This project is to modify a Dell multimedia keyboard into a Raspberry Pi Zero dedicated keyboard with external powered USB hub. You can find this article in my blog http://sizeofinfinity.blogspot.com.au/2017/06/modify-dell-multimedia-keyboard-from.html.
As a hobby, I really enjoy thinking and tinkering electronic components and the circuit board. That's why I rushed online and fetched my Raspberry Pi Zero Wireless when it was released. Soon I discovered RP Zero is not like RP 3 as a self-contained computer, it requires quite a few attachments to make it work especially the USB hub. RP Zero only provides one USB port and you have to use a powered USB hub in order to connect multiple devices. So I took out my Dell multimedia keyboard model number KB522 which looks like this
The keyboard comes with two USB ports which are very useful when you connect it to RP Zero, I have no problem to connect the keyboard with a mouse hook to one of the keyboard USB ports. Now the fun part comes, I need copy some files from my thumb drive to RP Zero and of course, I just plug my thumb drive into another port and think it will work but the answer is NO. I cannot access my thumb drive from RP Zero at all! What happened? As a sanity test, I plugged the keyboard to my desktop which is running Windows 7 and as soon as I inserted the thumb drive, Windows complained USB Hub Power Exceeded. What does this error mean? Microsoft's answer is as useless as usual with suggestions that you should change to another port or you have connected too many devices to your hub. OK, I'll find the real answer by myself. By checking the Generic USB Hub properties from Device Manager I discovered the USB keyboard is bus powered and the maximum current for each port is 100mA but my thumb drive needs 200mA to run. Alright, the answer is my keyboard USB hub needs more power from external. I started my searching of adding external power to USB hub and Google gives me these two very useful article Adding an External Power Supply to a Cheap USB Hub and How to add an external power supply to a USB hub. The first article implies we can simply connect an external power supply to the input USB positive and ground pin to provide additional current to the hub. The later article is more elegant to allow both buses powered and self-powered modes. So I tried the first solution by soldering an additional USB cable to the input USB pins but no success, no matter I plug the external power supply or not, Windows still recognise the USB hub as bus powered. Then I have to go deeper to check the chip
(This picture already contains my external power supply cable.)
The chip is FE1.1 and soon I found the datasheet and demo board picture of this chip.
Apparently, the chip supports powered Hub feature but how can I make the Dell keyboard USB hub to powered hub? So I started searching the USB hub schematic design and found following very useful information
Pin 36 BUS_B is used to control the working mode of FE1.1 to be bus powered or self-powered. Then I used my multi-meter to find out that the blank R21 point is connected to pin 36.

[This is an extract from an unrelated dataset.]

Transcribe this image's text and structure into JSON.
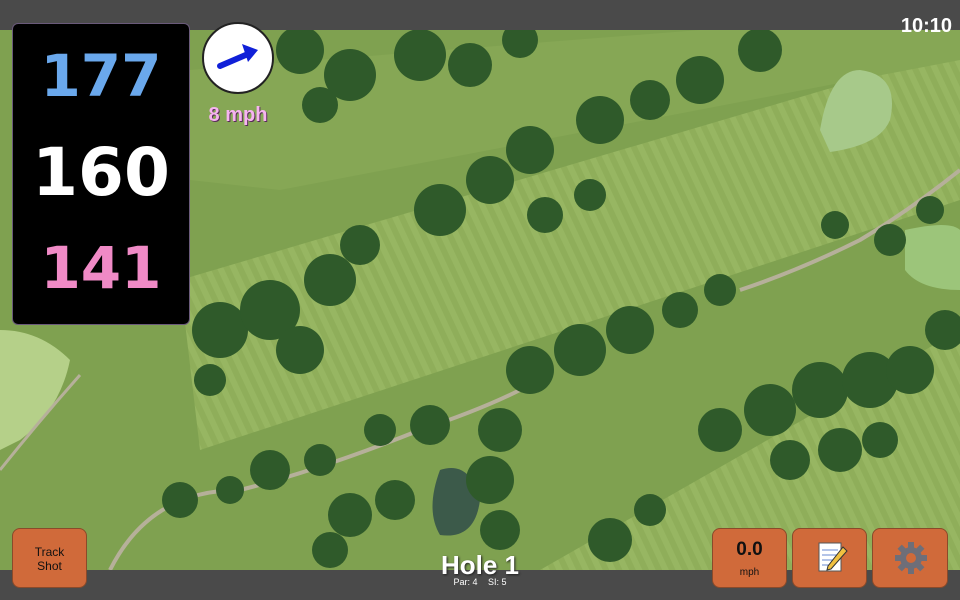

(The red rectangle contains the two connected points.)
I have tried to short the resistor R24 to see whether the hub will be self-powered or not but failed. According to above schematic designs, the BUS_B has to connect to 5V to enable self-powered mode. So here we go
(Left cut the computer 5v line and insert a 2A diode, right connect the R21 point with the external 5v)
Finally put everything together, I do need to enlarge the cable hole on the back cover to run the additional power cable
I use a 5v 1A power supply and bingo everything is working happily now :D.
Happy hacking and enjoy!
BTW, this is my Tictac RetroPi and my son is playing Pokémon on it :)